At the same time as developing Eldon Square, Richard Grainger was involved in building 41 or Blackett Street or The Northern Academy of Arts for T.M.Richradson and H.T.Parker, both celebrated local artists. Built at a cost of £2000, raised mainly by the public subscription, The Northern Academy of Arts opened in 1828 creating a Victorian fusion between the merging arts and grand architecture of Newcastle and offering the opportunity to see the works of local, national and international artists. Exhibitions included artists such as the North East’s John Wilson Carmichael as well as Old Masters. In contrast the Academy also hosted ‘Uncle Toby’s Exhibition’ that saw 20,000 visitors through its doors to view an exhibition of toys donated by the public for distribution to the poor and sick children of the areas. ‘Uncle Toby’ of the Newcastle Weekly Chronicle organized the exhibition and the toys were given out on Christmas day 1888.
A monument for the centre of Eldon Square had been proposed at the same time the square was planned. A statue of Lord Eldon was considered but nothing was ever erected. Photographs of the square at the turn of the century show a central stone pedestal topped with an ornate lamp. At the end of the First World War, a number of ideas for a war memorial were considered before Councillor Sir Arthur Sutherland started the ‘Shilling Fund’ with a donation of 20,000 shillings (£15,000) and funded the erection of the War and Peace Memorial that now proudly stands in the centre of the square. Designed by Charles Hartwell the memorial, which unveiled by Field Marshall Earl Haig on 26th September 1923 in front of over one thousand people who had taken part in the official ‘pilgrimage of homage’.
Between the First and Second World Wars Eldon Square became known as ‘the place to meet’ in Newcastle and provided a welcome area of public space in the city centre. Close by, the city centre was expanding with large stores such as Bainbridge and Fenwick. Bainbridge was the country’s first department store, and Thomas Bainbridge, the son of its founder, was a great benefactor of the ‘Poor Childrens Holiday Association’ who had their headquarters in nearby Percy Street. During the Second World War large water tanks were placed in the square as part of the air raid precautions. These water tanks ensured that water supplies to the Fire Brigade always available. In the recent years that followed the memorial and surrounding Eldon Square again became a well-respected meeting place, a place of relaxation as well as a place of remembrance.

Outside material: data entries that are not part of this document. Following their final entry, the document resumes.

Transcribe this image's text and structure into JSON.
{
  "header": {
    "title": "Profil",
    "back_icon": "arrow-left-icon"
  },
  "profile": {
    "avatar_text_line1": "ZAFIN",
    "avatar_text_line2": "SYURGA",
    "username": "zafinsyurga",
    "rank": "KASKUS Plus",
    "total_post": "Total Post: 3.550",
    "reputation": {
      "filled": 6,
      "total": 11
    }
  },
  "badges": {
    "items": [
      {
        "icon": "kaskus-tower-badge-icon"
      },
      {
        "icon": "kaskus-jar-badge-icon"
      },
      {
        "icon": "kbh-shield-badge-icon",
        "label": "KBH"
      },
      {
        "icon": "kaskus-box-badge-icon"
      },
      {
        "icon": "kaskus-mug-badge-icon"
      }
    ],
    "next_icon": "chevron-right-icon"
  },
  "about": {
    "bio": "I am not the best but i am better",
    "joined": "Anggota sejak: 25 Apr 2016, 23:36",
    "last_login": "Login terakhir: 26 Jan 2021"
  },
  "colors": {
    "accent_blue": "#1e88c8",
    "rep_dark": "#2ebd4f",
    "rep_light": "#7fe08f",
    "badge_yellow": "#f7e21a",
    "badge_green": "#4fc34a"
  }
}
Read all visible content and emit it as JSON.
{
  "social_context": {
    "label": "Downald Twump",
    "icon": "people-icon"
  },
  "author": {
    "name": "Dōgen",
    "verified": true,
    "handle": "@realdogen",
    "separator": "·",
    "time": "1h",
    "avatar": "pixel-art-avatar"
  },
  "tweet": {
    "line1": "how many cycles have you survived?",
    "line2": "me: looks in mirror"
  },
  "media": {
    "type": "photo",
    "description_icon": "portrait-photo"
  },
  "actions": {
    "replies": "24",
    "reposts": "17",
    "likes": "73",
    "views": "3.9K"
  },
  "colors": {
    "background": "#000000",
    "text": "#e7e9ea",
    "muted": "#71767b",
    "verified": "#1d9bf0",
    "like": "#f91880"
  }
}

From the early part of the 20th century (1920 - present) Eldon Square and Blackett Street formed part of the main shopping area, Blackett Street being one of the main thoroughfares across the city and a major bus and tram route. By the 1960s many of the fine Grainger and Oliver buildings had fallen into disrepair. Concurrently, in 1973, the northern and western facades of Eldon Square were demolished. The demolished buildings made way for Eldon Square Shopping Centre which, when it opened, was the largest development of its kind in Europe. Many of the mall names reflect the history of the area such as Eldon Way, Whitecross Way, Chevy Chase and High Friars. In 2008 the square was refurbished by Newcastle City Council and Capital Shopping Centres, recreating the original setting for the war memorial whilst maintaining a safe and welcoming green haven for all the people of Newcastle.